The key attraction of this proposal is that it is tailored to the politics of the time. It may not be the very best way of tackling climate change, but it has a chance of attracting diverse support. If it is tilted towards characteristics that conservatives will applaud, that just reflects the reality that Republicans are in control in the US for the next four years.
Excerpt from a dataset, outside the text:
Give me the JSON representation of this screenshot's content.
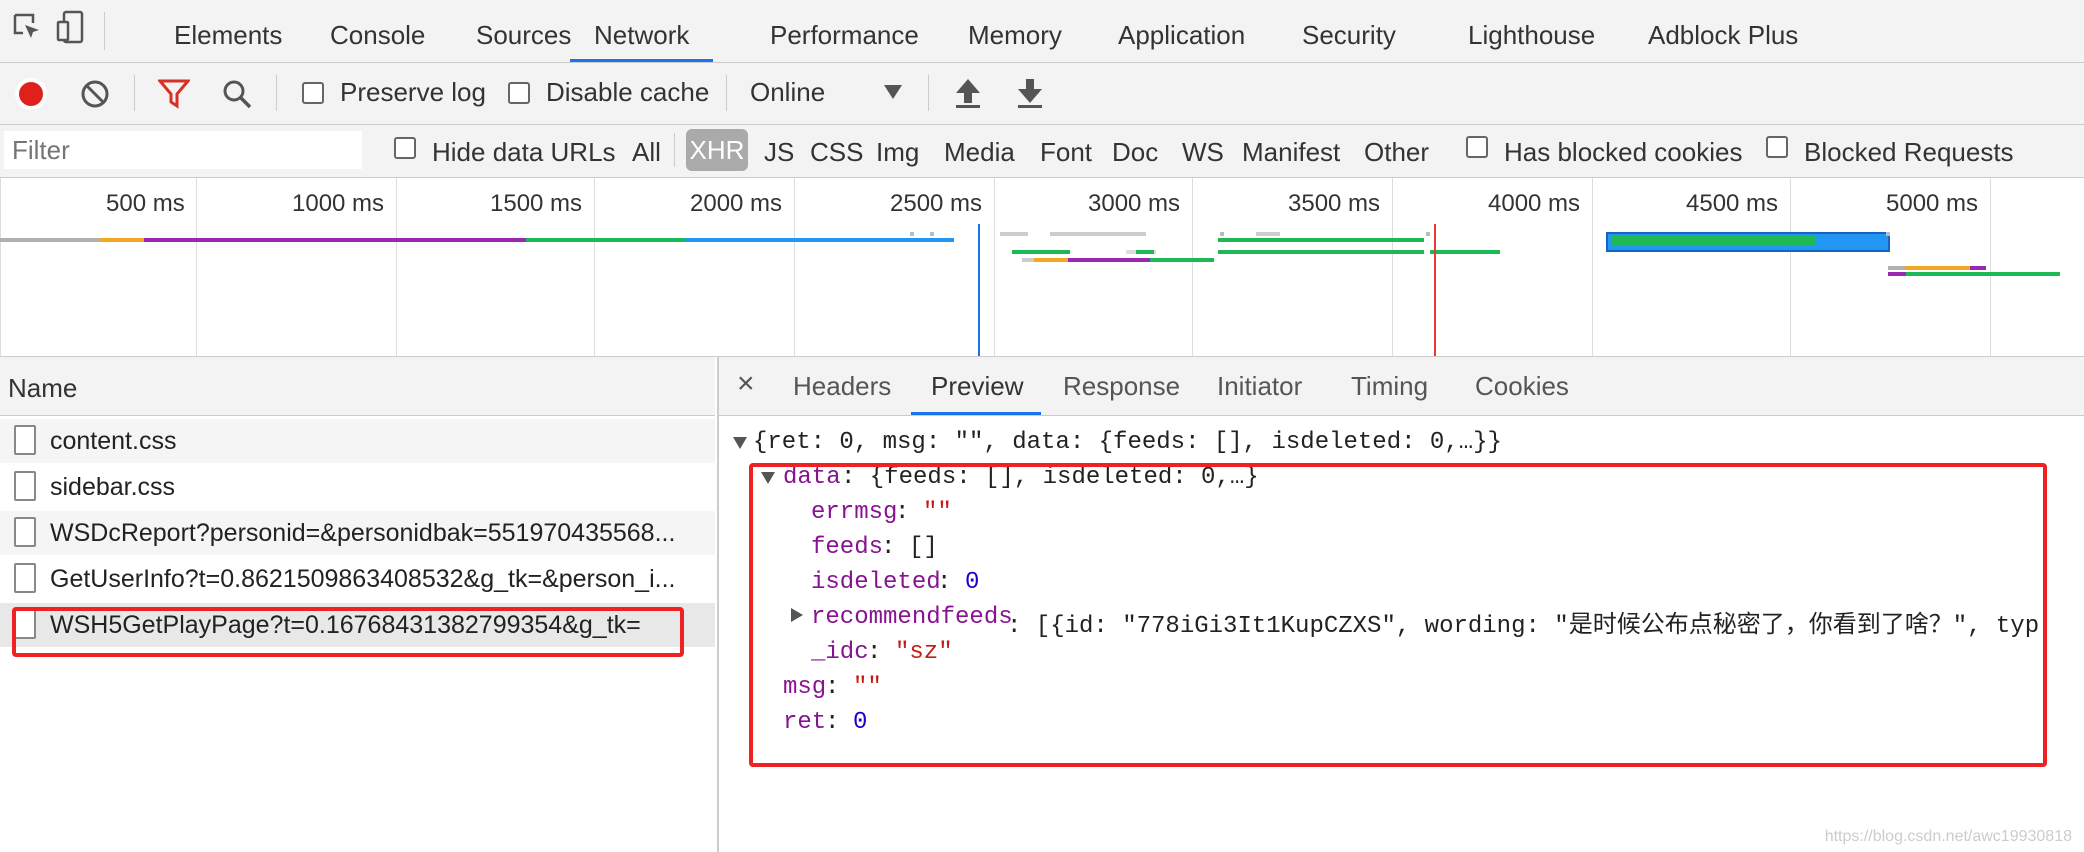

This is a proposal whose main merit is its political economy mix. One reason why the proposals of economists and environmentalists have been so ineffectual is that they have spent a good part of their energy in arguing with each other on the special overwhelming merits of their own pet proposals – and, by implication, the deficiencies of rival proposals. Some would attack this proposal because it doesn't cover non-carbon emissions. Others would argue that returning the tax revenue as an equal dividend misses opportunities to take direct action climate change measures, such as paying polluters to stop or funding climate change research. Others want the revenue to be used to reduce existing high-distortionary taxes. But this proposal has the huge merit of being acceptable to a wide constituency.
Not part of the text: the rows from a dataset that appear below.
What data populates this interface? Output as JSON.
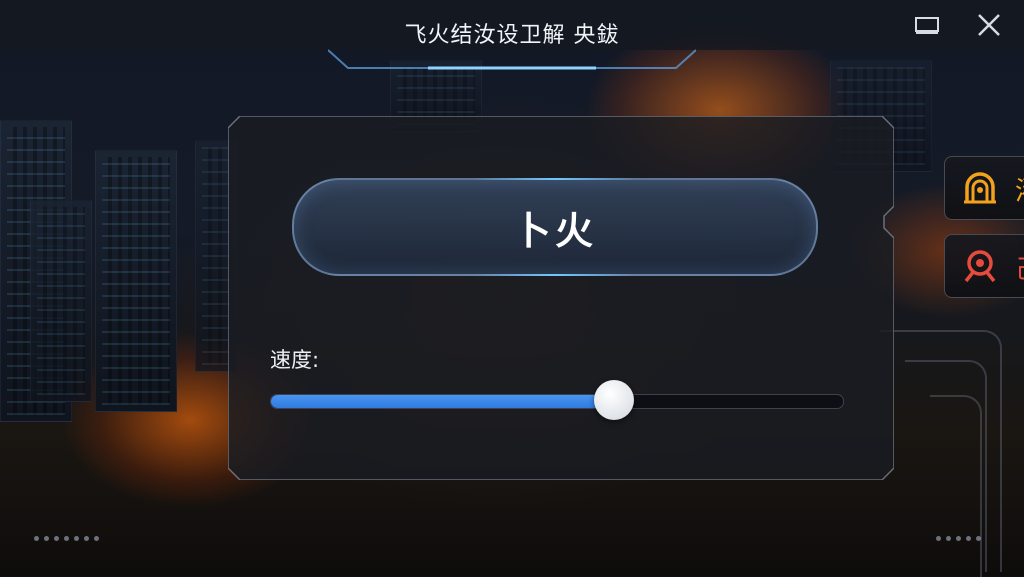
{
  "window": {
    "title": "飞火结汝设卫解 央鈸",
    "maximize_icon": "maximize-icon",
    "close_icon": "close-icon"
  },
  "main": {
    "start_button_label": "卜火",
    "speed_label": "速度:",
    "speed_value": 0.6
  },
  "side_buttons": [
    {
      "icon": "helmet-icon",
      "label": "濯",
      "color": "#f2a21b"
    },
    {
      "icon": "target-person-icon",
      "label": "己",
      "color": "#e64b3c"
    }
  ],
  "colors": {
    "accent": "#3a86e8",
    "glow": "#6fc8ff"
  }
}
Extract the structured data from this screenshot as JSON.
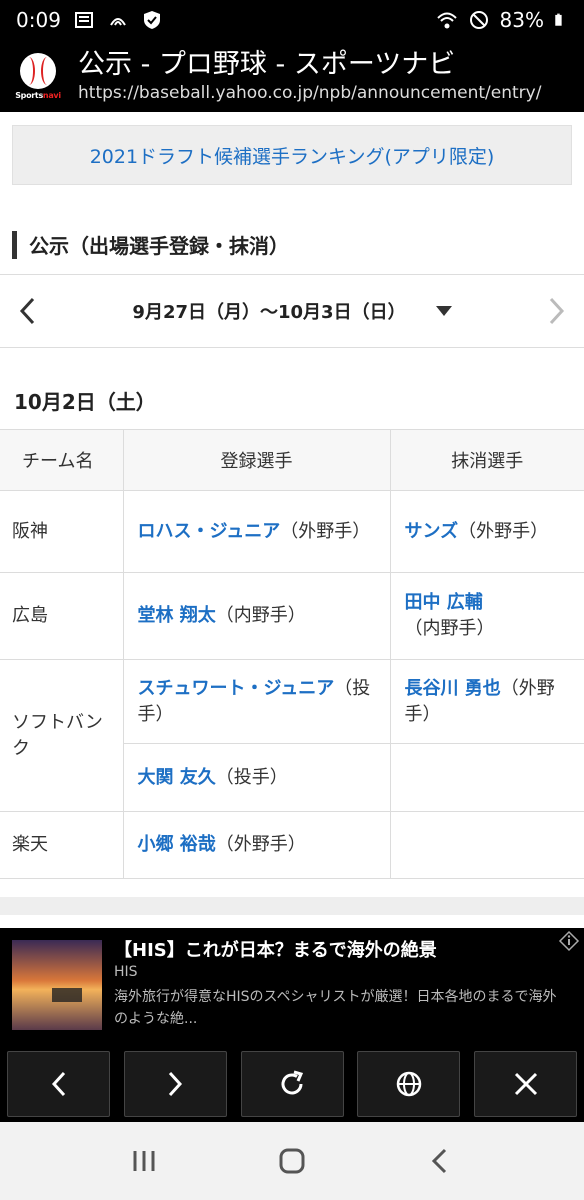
{
  "status_bar": {
    "time": "0:09",
    "battery": "83%",
    "icons": [
      "newspaper-icon",
      "nfc-icon",
      "shield-check-icon",
      "wifi-icon",
      "block-icon",
      "battery-icon"
    ]
  },
  "browser": {
    "title": "公示 - プロ野球 - スポーツナビ",
    "url": "https://baseball.yahoo.co.jp/npb/announcement/entry/",
    "logo_wordmark_a": "Sports",
    "logo_wordmark_b": "navi"
  },
  "promo": {
    "label": "2021ドラフト候補選手ランキング(アプリ限定)"
  },
  "section": {
    "heading": "公示（出場選手登録・抹消）"
  },
  "week_nav": {
    "range": "9月27日（月）〜10月3日（日）"
  },
  "day": {
    "date": "10月2日（土）",
    "columns": [
      "チーム名",
      "登録選手",
      "抹消選手"
    ],
    "rows": [
      {
        "team": "阪神",
        "registered": [
          {
            "name": "ロハス・ジュニア",
            "position": "（外野手）"
          }
        ],
        "removed": [
          {
            "name": "サンズ",
            "position": "（外野手）"
          }
        ]
      },
      {
        "team": "広島",
        "registered": [
          {
            "name": "堂林 翔太",
            "position": "（内野手）"
          }
        ],
        "removed": [
          {
            "name": "田中 広輔",
            "position": "（内野手）"
          }
        ]
      },
      {
        "team": "ソフトバンク",
        "registered": [
          {
            "name": "スチュワート・ジュニア",
            "position": "（投手）"
          },
          {
            "name": "大関 友久",
            "position": "（投手）"
          }
        ],
        "removed": [
          {
            "name": "長谷川 勇也",
            "position": "（外野手）"
          }
        ]
      },
      {
        "team": "楽天",
        "registered": [
          {
            "name": "小郷 裕哉",
            "position": "（外野手）"
          }
        ],
        "removed": []
      }
    ]
  },
  "ad": {
    "title": "【HIS】これが日本？まるで海外の絶景",
    "brand": "HIS",
    "description": "海外旅行が得意なHISのスペシャリストが厳選！日本各地のまるで海外のような絶..."
  },
  "toolbar": {
    "buttons": [
      "back-icon",
      "forward-icon",
      "reload-icon",
      "globe-icon",
      "close-icon"
    ]
  },
  "nav_bar": {
    "buttons": [
      "recents-icon",
      "home-icon",
      "back-icon"
    ]
  }
}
One political economy aspect may resonate with Australians. Former Prime Minister Tony Abbott's argument that a carbon tax was 'great big new tax' was stunningly successful in ending any market-based climate change approach for Australia, leaving the country with a series of direct actions that many consider inadequate for the task of meeting our objectives and seriously inefficient in economic terms. Here is a proposal that shows how misguided this 'great big new tax' argument was in the context of the broader debate: it was always possible to structure a carbon tax so that it was revenue neutral and protected those with modest incomes. The only issue was what was to be done with the revenue collected. Would it be used to achieve additional climate change measures (direct action); or to reduce other taxes; or, as in this proposal, given back in the form of a dividend. The US Treasury's work on the impact of various possible approaches carries a powerful rebuttal of the 'great big new tax' line: it is possible to leave the 70% least-rich with higher dollar income after a $40/ton tax by the simple expedient of giving the revenue back as a per-capita dividend. Next time you hear someone talk about a 'great big new tax', tell them to read the US Treasury paper.